DATA EXTRACTS
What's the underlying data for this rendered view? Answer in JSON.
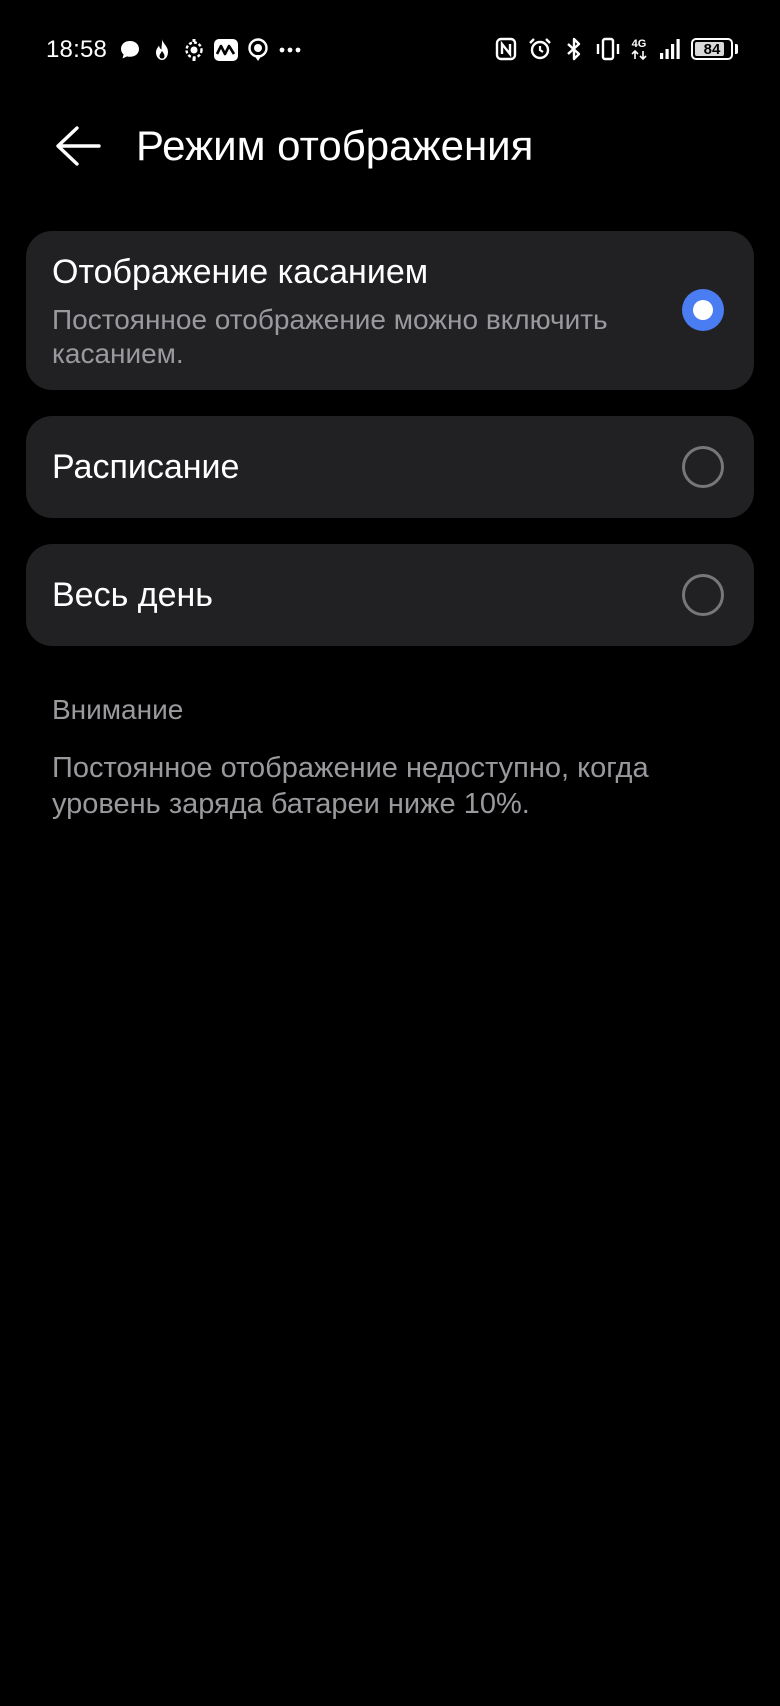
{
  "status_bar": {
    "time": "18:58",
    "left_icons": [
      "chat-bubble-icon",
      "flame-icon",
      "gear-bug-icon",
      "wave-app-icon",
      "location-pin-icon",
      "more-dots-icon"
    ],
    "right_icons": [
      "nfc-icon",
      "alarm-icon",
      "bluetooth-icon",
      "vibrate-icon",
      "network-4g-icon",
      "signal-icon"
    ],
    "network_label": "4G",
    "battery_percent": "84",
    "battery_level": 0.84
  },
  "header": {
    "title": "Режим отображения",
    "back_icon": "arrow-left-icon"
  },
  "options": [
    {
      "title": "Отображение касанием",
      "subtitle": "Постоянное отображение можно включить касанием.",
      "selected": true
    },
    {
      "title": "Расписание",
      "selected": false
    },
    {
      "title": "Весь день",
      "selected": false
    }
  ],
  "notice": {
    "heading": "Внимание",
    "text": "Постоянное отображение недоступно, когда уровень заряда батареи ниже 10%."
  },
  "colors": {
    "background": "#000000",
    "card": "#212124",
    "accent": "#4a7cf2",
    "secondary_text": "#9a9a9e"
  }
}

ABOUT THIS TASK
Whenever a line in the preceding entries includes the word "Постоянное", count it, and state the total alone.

TASK RESPONSE
2